Safety of care
It's a small world after all! Foreign travel, exotic diseases and your practice
An article for physicians by physicians
Originally published April 2002 / Revised August 2008
Physicians may find it prudent to seek assistance from credible sources when patients seek pre-travel advice about, or later present with symptoms after travel.
Of interest to physicians dealing with infectious diseases
The ever-increasing growth in international travel and immigration sets the stage for the potential transmission of serious infectious diseases that were once considered exotic to Canada.
Consider the following case. A family physician, who had some experience in tropical medicine much earlier in his career, prescribed chloroquine prior to the visit of a family to an area with known chloroquine resistant malaria. One member of the family later died from cerebral malaria. A legal action was brought against the physician.
As is often the case, when well-known guidelines for prophylaxis and immunization have not been followed and a poor clinical outcome has ensued, medical experts could not support the care given. Accordingly the case was settled with CMPA making a payment to the patient's family on behalf of the physician.
Consider the following questions. Are you aware of recent changes in antimalarial prophylaxis for those travelling to endemic areas with chloroquine and/or mefloquine resistance that has been well documented? How familiar are you with making the diagnosis and managing a case of echinococcus, leishmaniasis, schistosomiasis or Chagas disease? Could that persistent cough in a recently-returned traveller be a case of multi-drug resistant TB?
There is a wealth of information on these topics available from infectious disease physicians, government agencies, privately-operated travel clinics and, of course, the Internet.
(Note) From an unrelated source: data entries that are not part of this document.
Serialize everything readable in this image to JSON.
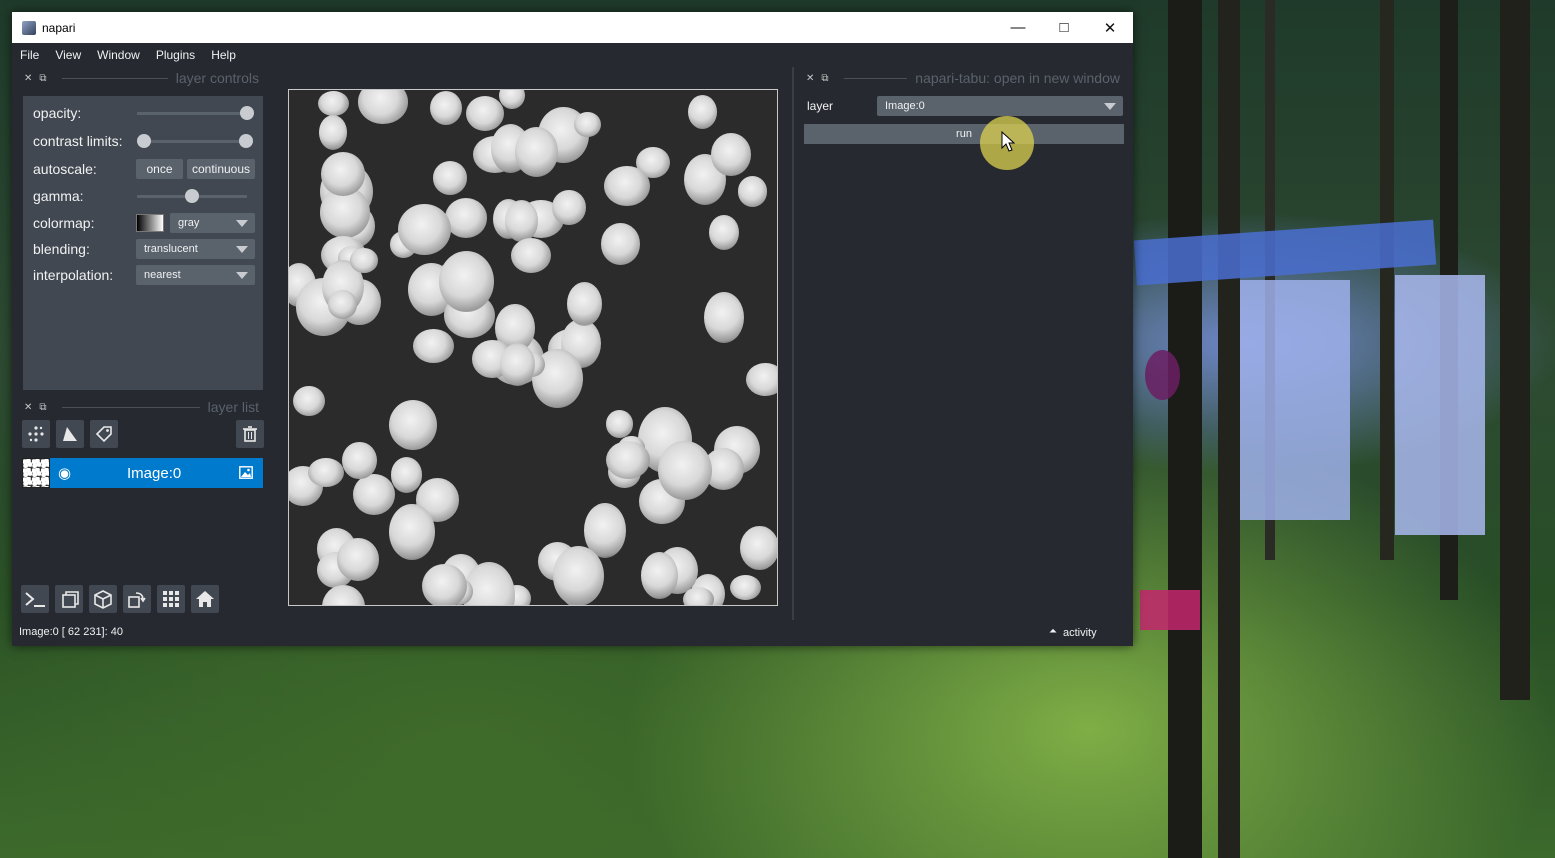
{
  "window": {
    "title": "napari",
    "controls": {
      "minimize": "—",
      "maximize": "□",
      "close": "✕"
    }
  },
  "menu": [
    "File",
    "View",
    "Window",
    "Plugins",
    "Help"
  ],
  "layer_controls": {
    "title": "layer controls",
    "opacity_label": "opacity:",
    "opacity_value": 1.0,
    "contrast_label": "contrast limits:",
    "contrast_range": [
      0.0,
      1.0
    ],
    "autoscale_label": "autoscale:",
    "autoscale_once": "once",
    "autoscale_continuous": "continuous",
    "gamma_label": "gamma:",
    "gamma_value": 0.5,
    "colormap_label": "colormap:",
    "colormap_value": "gray",
    "blending_label": "blending:",
    "blending_value": "translucent",
    "interpolation_label": "interpolation:",
    "interpolation_value": "nearest"
  },
  "layer_list": {
    "title": "layer list",
    "layers": [
      {
        "name": "Image:0",
        "visible": true,
        "type": "image"
      }
    ]
  },
  "plugin_dock": {
    "title": "napari-tabu: open in new window",
    "layer_label": "layer",
    "layer_value": "Image:0",
    "run_label": "run"
  },
  "status": {
    "text": "Image:0 [ 62 231]: 40",
    "activity_label": "activity",
    "activity_icon": "⏶"
  },
  "icons": {
    "dock_close": "✕",
    "dock_float": "⧉",
    "visibility": "◉",
    "image_type": "image-icon"
  },
  "colors": {
    "accent": "#007acc",
    "background": "#262930",
    "foreground": "#414851"
  }
}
When presented with patients who intend to travel to areas where exotic diseases are endemic, or who have recently returned from foreign travel and have an unexplained illness, it may be useful for physicians who have little, or perhaps outdated, expertise in these areas to seek out appropriate information and advice.
Such prudent practice may go a long way toward protecting patients from the consequences of ineffectual prophylaxis/immunization or from delayed diagnosis when serious illness occurs during or after foreign travel.